Paul and the Swiss-Cheese Theory of Natural Law

From Web Exclusives

Natural lawyers commonly cite a passage from the second chapter of Paul’s letter to the Romans to show the existence of natural law to Christians. While I accept some version of natural law, natural lawyers often seem to want to derive much more from the text than it supports. The commonly quoted passage from the book of Romans is this … Continue Reading »

Musing on Voting, Polling, and Elections

From Web Exclusives

I’m a political scientist, but I don’t study elections. At least not real elections. So I disappoint folks”particularly reporters”who think that, as a political scientist, I should have a keen interest in, and insights into, presidential races. But just because I’m more interested in the votes that took place at the constitutional convention in 1787 than I am in the most recent poll doesn’t mean that I’m entirely oblivious to the presidential election.
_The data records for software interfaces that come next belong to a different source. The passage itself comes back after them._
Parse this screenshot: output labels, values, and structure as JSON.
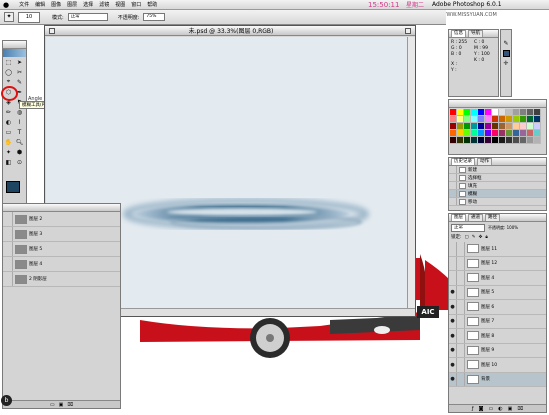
{
  "menu_bar": {
    "items": [
      "文件",
      "编辑",
      "图像",
      "图层",
      "选择",
      "滤镜",
      "视图",
      "窗口",
      "帮助"
    ],
    "clock": "15:50:11",
    "extra": "星期二",
    "app_name": "Adobe Photoshop 6.0.1",
    "watermark": "思缘设计论坛 WWW.MISSYUAN.COM"
  },
  "options_bar": {
    "mode_label": "模式:",
    "mode_value": "正常",
    "opacity_label": "不透明度:",
    "opacity_value": "75%",
    "brush_size": "10"
  },
  "toolbox": {
    "tooltip": "模糊工具(R)",
    "partial_label": "Angle"
  },
  "document": {
    "title": "未.psd @ 33.3%(图层 0,RGB)",
    "zoom": "33.33%"
  },
  "car_badge": "AIC",
  "info_panel": {
    "tabs": [
      "信息",
      "导航"
    ],
    "r_label": "R :",
    "r_value": "255",
    "g_label": "G :",
    "g_value": "0",
    "b_label": "B :",
    "b_value": "0",
    "c_label": "C :",
    "c_value": "0",
    "m_label": "M :",
    "m_value": "99",
    "y_label": "Y :",
    "y_value": "100",
    "k_label": "K :",
    "k_value": "0",
    "x_label": "X :",
    "y2_label": "Y :"
  },
  "history_panel": {
    "tabs": [
      "历史记录",
      "动作"
    ],
    "items": [
      "新建",
      "选择框",
      "填充",
      "模糊",
      "移动"
    ]
  },
  "layers_panel": {
    "tabs": [
      "图层",
      "通道",
      "路径"
    ],
    "blend": "正常",
    "opacity": "不透明度: 100%",
    "lock_label": "锁定:",
    "layers": [
      {
        "name": "图层 11"
      },
      {
        "name": "图层 12"
      },
      {
        "name": "图层 4"
      },
      {
        "name": "图层 5"
      },
      {
        "name": "图层 6"
      },
      {
        "name": "图层 7"
      },
      {
        "name": "图层 8"
      },
      {
        "name": "图层 9"
      },
      {
        "name": "图层 10"
      },
      {
        "name": "背景"
      }
    ]
  },
  "secondary_layers": {
    "items": [
      "图层 2",
      "图层 3",
      "图层 5",
      "图层 4",
      "2 阴影层"
    ]
  },
  "colors": {
    "canvas_bg": "#e4ebf0",
    "foreground": "#1d4460",
    "car_red": "#c8101a",
    "swatches": [
      "#ff0000",
      "#ffff00",
      "#00ff00",
      "#00ffff",
      "#0000ff",
      "#ff00ff",
      "#ffffff",
      "#e0e0e0",
      "#c0c0c0",
      "#a0a0a0",
      "#808080",
      "#606060",
      "#404040",
      "#ff8080",
      "#ffff80",
      "#80ff80",
      "#80ffff",
      "#8080ff",
      "#ff80ff",
      "#cc3300",
      "#cc6600",
      "#cc9900",
      "#99cc00",
      "#339900",
      "#006633",
      "#003366",
      "#990000",
      "#999900",
      "#009900",
      "#009999",
      "#000099",
      "#990099",
      "#663300",
      "#996633",
      "#cc9966",
      "#ffcc99",
      "#ffcccc",
      "#ccffcc",
      "#ccccff",
      "#ff6600",
      "#ffcc00",
      "#66ff00",
      "#00ff99",
      "#0099ff",
      "#6600ff",
      "#ff0066",
      "#993366",
      "#669933",
      "#336699",
      "#996699",
      "#cc6666",
      "#66cccc",
      "#330000",
      "#333300",
      "#003300",
      "#003333",
      "#000033",
      "#330033",
      "#000000",
      "#1a1a1a",
      "#333333",
      "#4d4d4d",
      "#666666",
      "#999999",
      "#b3b3b3"
    ]
  }
}
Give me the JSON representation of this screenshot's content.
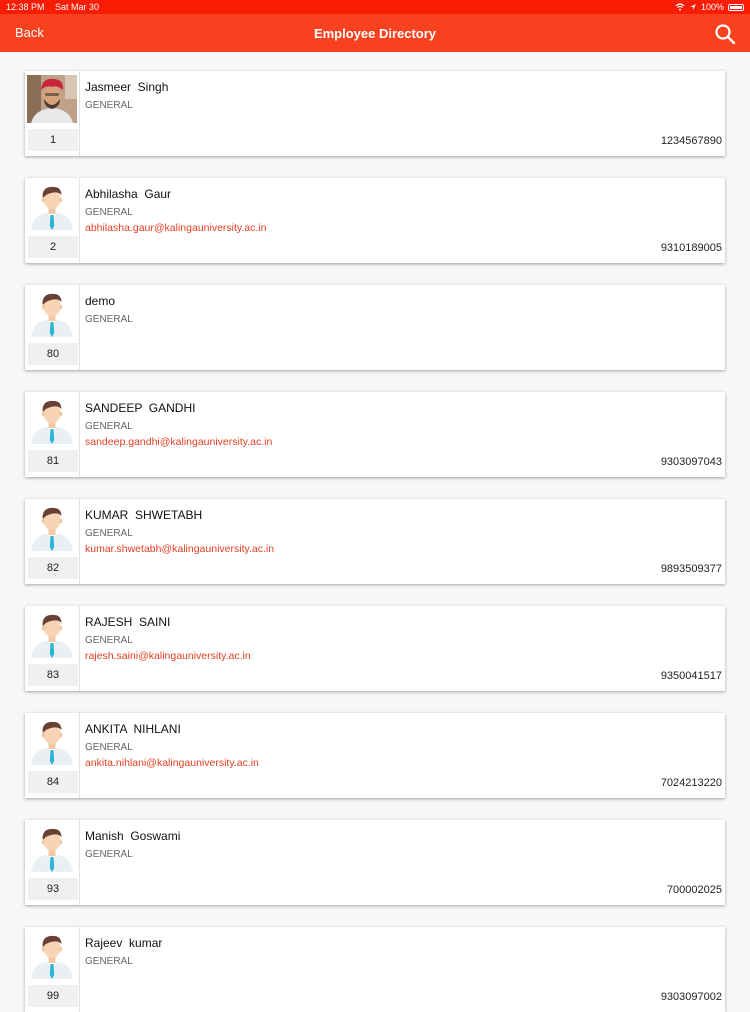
{
  "status_bar": {
    "time": "12:38 PM",
    "date": "Sat Mar 30",
    "battery": "100%"
  },
  "header": {
    "back_label": "Back",
    "title": "Employee Directory"
  },
  "colors": {
    "accent": "#f8421f",
    "email": "#e23e22"
  },
  "employees": [
    {
      "id": "1",
      "name": "Jasmeer  Singh",
      "dept": "GENERAL",
      "email": "",
      "phone": "1234567890",
      "avatar": "photo"
    },
    {
      "id": "2",
      "name": "Abhilasha  Gaur",
      "dept": "GENERAL",
      "email": "abhilasha.gaur@kalingauniversity.ac.in",
      "phone": "9310189005",
      "avatar": "placeholder"
    },
    {
      "id": "80",
      "name": "demo",
      "dept": "GENERAL",
      "email": "",
      "phone": "",
      "avatar": "placeholder"
    },
    {
      "id": "81",
      "name": "SANDEEP  GANDHI",
      "dept": "GENERAL",
      "email": "sandeep.gandhi@kalingauniversity.ac.in",
      "phone": "9303097043",
      "avatar": "placeholder"
    },
    {
      "id": "82",
      "name": "KUMAR  SHWETABH",
      "dept": "GENERAL",
      "email": "kumar.shwetabh@kalingauniversity.ac.in",
      "phone": "9893509377",
      "avatar": "placeholder"
    },
    {
      "id": "83",
      "name": "RAJESH  SAINI",
      "dept": "GENERAL",
      "email": "rajesh.saini@kalingauniversity.ac.in",
      "phone": "9350041517",
      "avatar": "placeholder"
    },
    {
      "id": "84",
      "name": "ANKITA  NIHLANI",
      "dept": "GENERAL",
      "email": "ankita.nihlani@kalingauniversity.ac.in",
      "phone": "7024213220",
      "avatar": "placeholder"
    },
    {
      "id": "93",
      "name": "Manish  Goswami",
      "dept": "GENERAL",
      "email": "",
      "phone": "700002025",
      "avatar": "placeholder"
    },
    {
      "id": "99",
      "name": "Rajeev  kumar",
      "dept": "GENERAL",
      "email": "",
      "phone": "9303097002",
      "avatar": "placeholder"
    }
  ]
}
So let me serve up a few thoughts prompted by the election… . Continue Reading »

Why Christians Should Oppose Factions

From Web Exclusives

James Madison famously defines “faction” in The Federalist No. 10 as “a number of citizens, whether amounting to a majority or minority of the whole, who are united and actuated by some common impulse of passion, or of interest, adverse to the rights of other citizens, or to the permanent and aggregate interests of the community.” … Continue Reading »

Yoram Hazony and the Jeffersonians

From Web Exclusives

The stories from the Bible so often come to us as isolated examples of pious or ethical behavior, that it’s frankly a relief to read Yoram Hazony’s book, The Philosophy of Hebrew Scripture. Hazony reads these stories intertextually across the books in order to argue for a number of provocative conclusions from the Hebrew Scriptures. It’s a great read, but I want to press his argument on two points… . Continue Reading »